A common example of voiceXML in action is an automated phone call where the user is not talking to a real person. Several businesses handle customer service by allowing a machine to answer the phone call. The user presses numbers on the phone to choose from a list of options the machine reads to him, or says the choice he wants out loud. He might be asked what the call is about and would say, "I want to pay my bill." The computer would then connect him to the payment department.
Just as programmers create web pages by typing up code that tells the computer what to display on the screen, programmers use voiceXML to create code that tells the computer what to read out loud and how to respond based on the user's choices. When using computer code known as XHTML to create a website, programmers follow a set of guidelines known as XML. VoiceXML is the set of guidelines for how voice dialog code must be written. The WC3, short for the World Wide Web Consortium, is an organization that creates these guidelines. This ensures that all programmers create code the same way, making it easier to change later on, even if the programmer changing the code is not the one who wrote it.
Voice recognition has grown over the past few years. Many businesses now use it for a variety of services, from placing orders to providing customer service.
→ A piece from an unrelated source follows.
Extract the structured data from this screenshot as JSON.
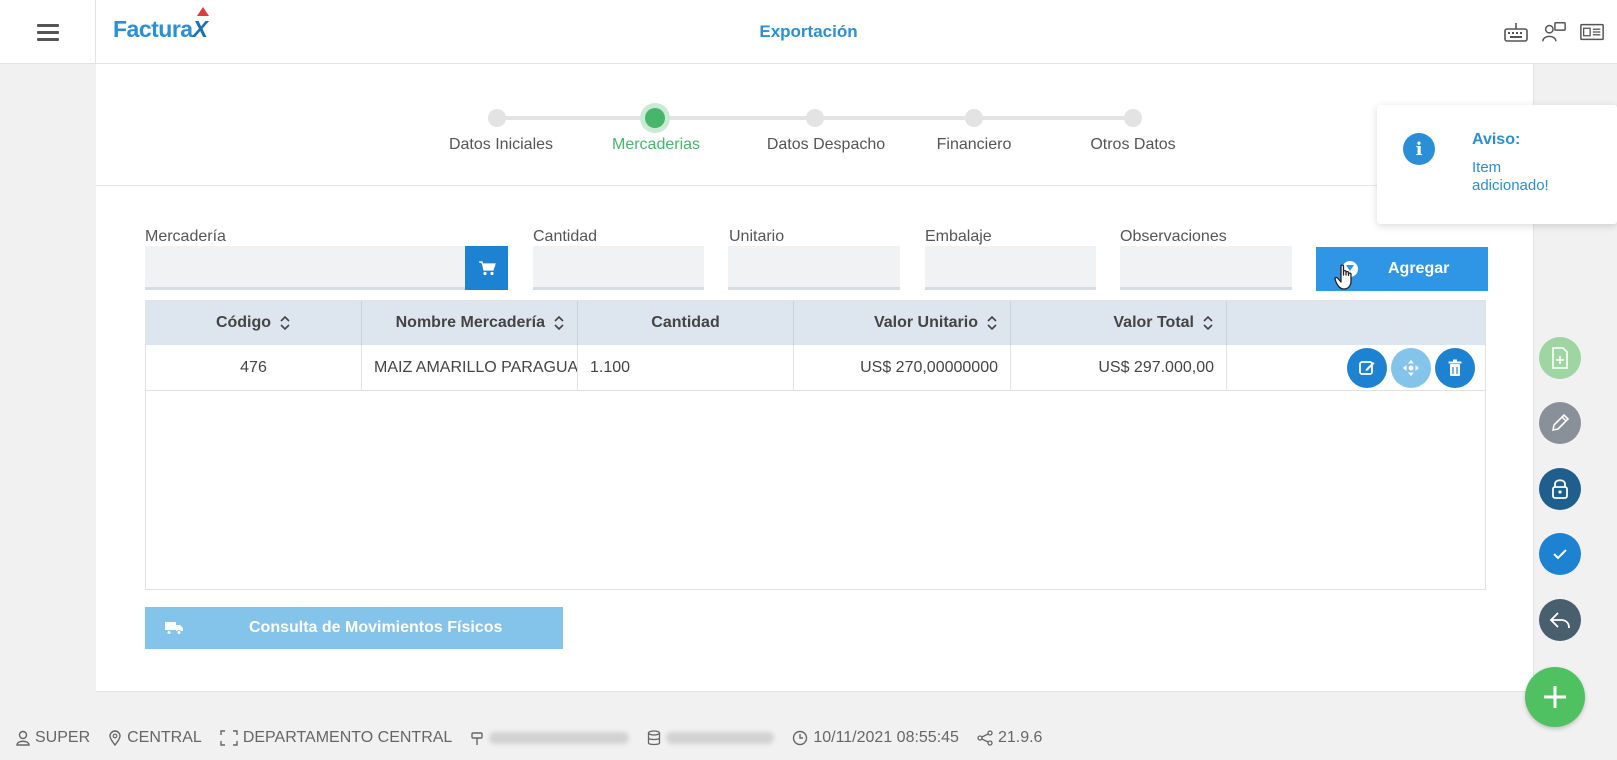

The company hires programmers to write out the code for each of these applications, following the guidelines described by voiceXML. A cell phone provides a number of voice recognition features, such as hands-free dialing where the user simply says the name out loud of who he wants to call.